* [Material provided]:
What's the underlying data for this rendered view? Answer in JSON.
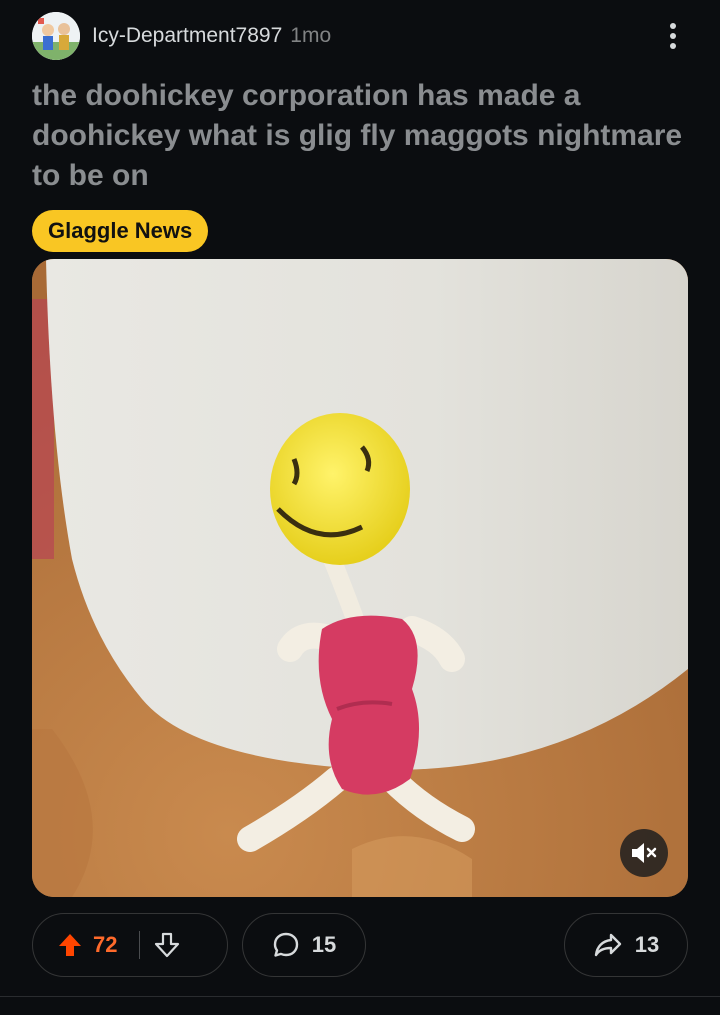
{
  "post": {
    "author": "Icy-Department7897",
    "age": "1mo",
    "title": "the doohickey corporation has made a doohickey what is glig fly maggots nightmare to be on",
    "flair": "Glaggle News",
    "flair_color": "#f9c623"
  },
  "media": {
    "type": "video",
    "muted": true
  },
  "actions": {
    "upvotes": "72",
    "comments": "15",
    "shares": "13",
    "upvote_color": "#ff4500"
  },
  "icons": {
    "more": "vertical-ellipsis-icon",
    "upvote": "upvote-arrow-icon",
    "downvote": "downvote-arrow-icon",
    "comment": "comment-bubble-icon",
    "share": "share-arrow-icon",
    "mute": "volume-muted-icon"
  }
}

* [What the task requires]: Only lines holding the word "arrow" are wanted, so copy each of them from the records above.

* [Exercise output]:
    "upvote": "upvote-arrow-icon",
    "downvote": "downvote-arrow-icon",
    "share": "share-arrow-icon",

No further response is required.